■ Extracted data:
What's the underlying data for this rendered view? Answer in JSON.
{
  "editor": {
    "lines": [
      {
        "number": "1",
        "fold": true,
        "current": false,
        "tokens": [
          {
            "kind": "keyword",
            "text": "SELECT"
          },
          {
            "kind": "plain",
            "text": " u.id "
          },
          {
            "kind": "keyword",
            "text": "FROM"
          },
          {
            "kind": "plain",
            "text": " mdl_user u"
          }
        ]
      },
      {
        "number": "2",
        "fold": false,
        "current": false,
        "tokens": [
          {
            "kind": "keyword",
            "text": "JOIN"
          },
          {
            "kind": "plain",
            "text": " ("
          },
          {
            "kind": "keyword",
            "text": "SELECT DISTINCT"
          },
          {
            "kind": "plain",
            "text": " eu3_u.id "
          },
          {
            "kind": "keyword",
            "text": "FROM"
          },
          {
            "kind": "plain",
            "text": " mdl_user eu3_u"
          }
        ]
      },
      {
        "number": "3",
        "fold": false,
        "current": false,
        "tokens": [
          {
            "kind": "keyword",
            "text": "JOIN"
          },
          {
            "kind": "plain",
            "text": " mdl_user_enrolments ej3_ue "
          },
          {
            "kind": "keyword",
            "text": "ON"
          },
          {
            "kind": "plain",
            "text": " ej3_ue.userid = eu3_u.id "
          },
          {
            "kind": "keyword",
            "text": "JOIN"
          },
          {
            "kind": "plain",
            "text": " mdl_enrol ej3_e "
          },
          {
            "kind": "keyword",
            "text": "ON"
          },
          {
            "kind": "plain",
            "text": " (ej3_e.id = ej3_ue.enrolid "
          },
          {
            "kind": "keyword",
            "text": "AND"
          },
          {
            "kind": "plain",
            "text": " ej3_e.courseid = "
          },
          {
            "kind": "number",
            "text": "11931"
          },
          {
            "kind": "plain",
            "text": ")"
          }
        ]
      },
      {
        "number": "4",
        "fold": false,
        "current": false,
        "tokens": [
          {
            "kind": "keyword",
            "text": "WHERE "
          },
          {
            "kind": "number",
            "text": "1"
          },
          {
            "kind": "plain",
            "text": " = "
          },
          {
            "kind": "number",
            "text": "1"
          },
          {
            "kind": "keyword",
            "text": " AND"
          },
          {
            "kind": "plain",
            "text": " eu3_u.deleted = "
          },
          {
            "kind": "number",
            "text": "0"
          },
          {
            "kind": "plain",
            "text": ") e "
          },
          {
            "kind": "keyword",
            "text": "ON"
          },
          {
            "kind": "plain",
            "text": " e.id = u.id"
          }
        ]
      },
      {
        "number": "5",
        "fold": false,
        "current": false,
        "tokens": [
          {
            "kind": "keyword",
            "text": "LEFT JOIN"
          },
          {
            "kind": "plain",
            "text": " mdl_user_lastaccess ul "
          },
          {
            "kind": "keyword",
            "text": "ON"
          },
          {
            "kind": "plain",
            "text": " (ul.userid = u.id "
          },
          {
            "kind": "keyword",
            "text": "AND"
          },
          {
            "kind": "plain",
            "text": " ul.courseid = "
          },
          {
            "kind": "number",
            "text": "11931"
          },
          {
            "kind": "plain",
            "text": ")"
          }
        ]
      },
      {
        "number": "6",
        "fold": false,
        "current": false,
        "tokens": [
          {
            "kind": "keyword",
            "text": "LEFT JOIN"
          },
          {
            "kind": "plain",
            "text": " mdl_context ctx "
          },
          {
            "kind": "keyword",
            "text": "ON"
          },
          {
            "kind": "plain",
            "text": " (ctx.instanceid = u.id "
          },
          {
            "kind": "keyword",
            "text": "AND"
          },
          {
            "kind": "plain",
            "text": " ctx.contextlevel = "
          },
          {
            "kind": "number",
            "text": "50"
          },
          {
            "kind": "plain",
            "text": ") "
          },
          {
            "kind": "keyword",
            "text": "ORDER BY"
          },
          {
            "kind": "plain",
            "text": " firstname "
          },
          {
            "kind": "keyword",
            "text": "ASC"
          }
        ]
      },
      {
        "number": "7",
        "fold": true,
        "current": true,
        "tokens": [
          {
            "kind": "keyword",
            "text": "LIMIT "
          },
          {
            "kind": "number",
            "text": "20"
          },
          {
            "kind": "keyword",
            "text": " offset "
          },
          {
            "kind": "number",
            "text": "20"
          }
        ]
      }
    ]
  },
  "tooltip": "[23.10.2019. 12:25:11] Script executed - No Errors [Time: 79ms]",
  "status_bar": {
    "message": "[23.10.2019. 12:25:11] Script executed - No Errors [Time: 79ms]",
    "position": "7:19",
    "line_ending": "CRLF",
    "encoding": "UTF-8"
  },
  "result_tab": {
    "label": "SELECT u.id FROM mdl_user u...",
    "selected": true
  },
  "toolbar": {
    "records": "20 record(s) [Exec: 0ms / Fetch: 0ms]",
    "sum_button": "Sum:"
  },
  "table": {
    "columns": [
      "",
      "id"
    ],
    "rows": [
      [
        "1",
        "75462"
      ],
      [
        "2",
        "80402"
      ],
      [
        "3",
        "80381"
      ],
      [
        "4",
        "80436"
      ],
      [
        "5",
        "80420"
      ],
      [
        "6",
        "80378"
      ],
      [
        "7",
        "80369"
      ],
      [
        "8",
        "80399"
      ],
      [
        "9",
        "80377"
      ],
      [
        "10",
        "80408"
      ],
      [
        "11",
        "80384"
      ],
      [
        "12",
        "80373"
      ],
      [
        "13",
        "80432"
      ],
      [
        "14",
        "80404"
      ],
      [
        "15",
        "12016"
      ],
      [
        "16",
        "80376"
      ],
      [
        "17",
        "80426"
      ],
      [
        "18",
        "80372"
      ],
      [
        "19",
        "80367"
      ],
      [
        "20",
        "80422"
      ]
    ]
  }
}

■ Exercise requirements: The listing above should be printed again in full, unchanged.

■ Task output:
What's the underlying data for this rendered view? Answer in JSON.
{
  "editor": {
    "lines": [
      {
        "number": "1",
        "fold": true,
        "current": false,
        "tokens": [
          {
            "kind": "keyword",
            "text": "SELECT"
          },
          {
            "kind": "plain",
            "text": " u.id "
          },
          {
            "kind": "keyword",
            "text": "FROM"
          },
          {
            "kind": "plain",
            "text": " mdl_user u"
          }
        ]
      },
      {
        "number": "2",
        "fold": false,
        "current": false,
        "tokens": [
          {
            "kind": "keyword",
            "text": "JOIN"
          },
          {
            "kind": "plain",
            "text": " ("
          },
          {
            "kind": "keyword",
            "text": "SELECT DISTINCT"
          },
          {
            "kind": "plain",
            "text": " eu3_u.id "
          },
          {
            "kind": "keyword",
            "text": "FROM"
          },
          {
            "kind": "plain",
            "text": " mdl_user eu3_u"
          }
        ]
      },
      {
        "number": "3",
        "fold": false,
        "current": false,
        "tokens": [
          {
            "kind": "keyword",
            "text": "JOIN"
          },
          {
            "kind": "plain",
            "text": " mdl_user_enrolments ej3_ue "
          },
          {
            "kind": "keyword",
            "text": "ON"
          },
          {
            "kind": "plain",
            "text": " ej3_ue.userid = eu3_u.id "
          },
          {
            "kind": "keyword",
            "text": "JOIN"
          },
          {
            "kind": "plain",
            "text": " mdl_enrol ej3_e "
          },
          {
            "kind": "keyword",
            "text": "ON"
          },
          {
            "kind": "plain",
            "text": " (ej3_e.id = ej3_ue.enrolid "
          },
          {
            "kind": "keyword",
            "text": "AND"
          },
          {
            "kind": "plain",
            "text": " ej3_e.courseid = "
          },
          {
            "kind": "number",
            "text": "11931"
          },
          {
            "kind": "plain",
            "text": ")"
          }
        ]
      },
      {
        "number": "4",
        "fold": false,
        "current": false,
        "tokens": [
          {
            "kind": "keyword",
            "text": "WHERE "
          },
          {
            "kind": "number",
            "text": "1"
          },
          {
            "kind": "plain",
            "text": " = "
          },
          {
            "kind": "number",
            "text": "1"
          },
          {
            "kind": "keyword",
            "text": " AND"
          },
          {
            "kind": "plain",
            "text": " eu3_u.deleted = "
          },
          {
            "kind": "number",
            "text": "0"
          },
          {
            "kind": "plain",
            "text": ") e "
          },
          {
            "kind": "keyword",
            "text": "ON"
          },
          {
            "kind": "plain",
            "text": " e.id = u.id"
          }
        ]
      },
      {
        "number": "5",
        "fold": false,
        "current": false,
        "tokens": [
          {
            "kind": "keyword",
            "text": "LEFT JOIN"
          },
          {
            "kind": "plain",
            "text": " mdl_user_lastaccess ul "
          },
          {
            "kind": "keyword",
            "text": "ON"
          },
          {
            "kind": "plain",
            "text": " (ul.userid = u.id "
          },
          {
            "kind": "keyword",
            "text": "AND"
          },
          {
            "kind": "plain",
            "text": " ul.courseid = "
          },
          {
            "kind": "number",
            "text": "11931"
          },
          {
            "kind": "plain",
            "text": ")"
          }
        ]
      },
      {
        "number": "6",
        "fold": false,
        "current": false,
        "tokens": [
          {
            "kind": "keyword",
            "text": "LEFT JOIN"
          },
          {
            "kind": "plain",
            "text": " mdl_context ctx "
          },
          {
            "kind": "keyword",
            "text": "ON"
          },
          {
            "kind": "plain",
            "text": " (ctx.instanceid = u.id "
          },
          {
            "kind": "keyword",
            "text": "AND"
          },
          {
            "kind": "plain",
            "text": " ctx.contextlevel = "
          },
          {
            "kind": "number",
            "text": "50"
          },
          {
            "kind": "plain",
            "text": ") "
          },
          {
            "kind": "keyword",
            "text": "ORDER BY"
          },
          {
            "kind": "plain",
            "text": " firstname "
          },
          {
            "kind": "keyword",
            "text": "ASC"
          }
        ]
      },
      {
        "number": "7",
        "fold": true,
        "current": true,
        "tokens": [
          {
            "kind": "keyword",
            "text": "LIMIT "
          },
          {
            "kind": "number",
            "text": "20"
          },
          {
            "kind": "keyword",
            "text": " offset "
          },
          {
            "kind": "number",
            "text": "20"
          }
        ]
      }
    ]
  },
  "tooltip": "[23.10.2019. 12:25:11] Script executed - No Errors [Time: 79ms]",
  "status_bar": {
    "message": "[23.10.2019. 12:25:11] Script executed - No Errors [Time: 79ms]",
    "position": "7:19",
    "line_ending": "CRLF",
    "encoding": "UTF-8"
  },
  "result_tab": {
    "label": "SELECT u.id FROM mdl_user u...",
    "selected": true
  },
  "toolbar": {
    "records": "20 record(s) [Exec: 0ms / Fetch: 0ms]",
    "sum_button": "Sum:"
  },
  "table": {
    "columns": [
      "",
      "id"
    ],
    "rows": [
      [
        "1",
        "75462"
      ],
      [
        "2",
        "80402"
      ],
      [
        "3",
        "80381"
      ],
      [
        "4",
        "80436"
      ],
      [
        "5",
        "80420"
      ],
      [
        "6",
        "80378"
      ],
      [
        "7",
        "80369"
      ],
      [
        "8",
        "80399"
      ],
      [
        "9",
        "80377"
      ],
      [
        "10",
        "80408"
      ],
      [
        "11",
        "80384"
      ],
      [
        "12",
        "80373"
      ],
      [
        "13",
        "80432"
      ],
      [
        "14",
        "80404"
      ],
      [
        "15",
        "12016"
      ],
      [
        "16",
        "80376"
      ],
      [
        "17",
        "80426"
      ],
      [
        "18",
        "80372"
      ],
      [
        "19",
        "80367"
      ],
      [
        "20",
        "80422"
      ]
    ]
  }
}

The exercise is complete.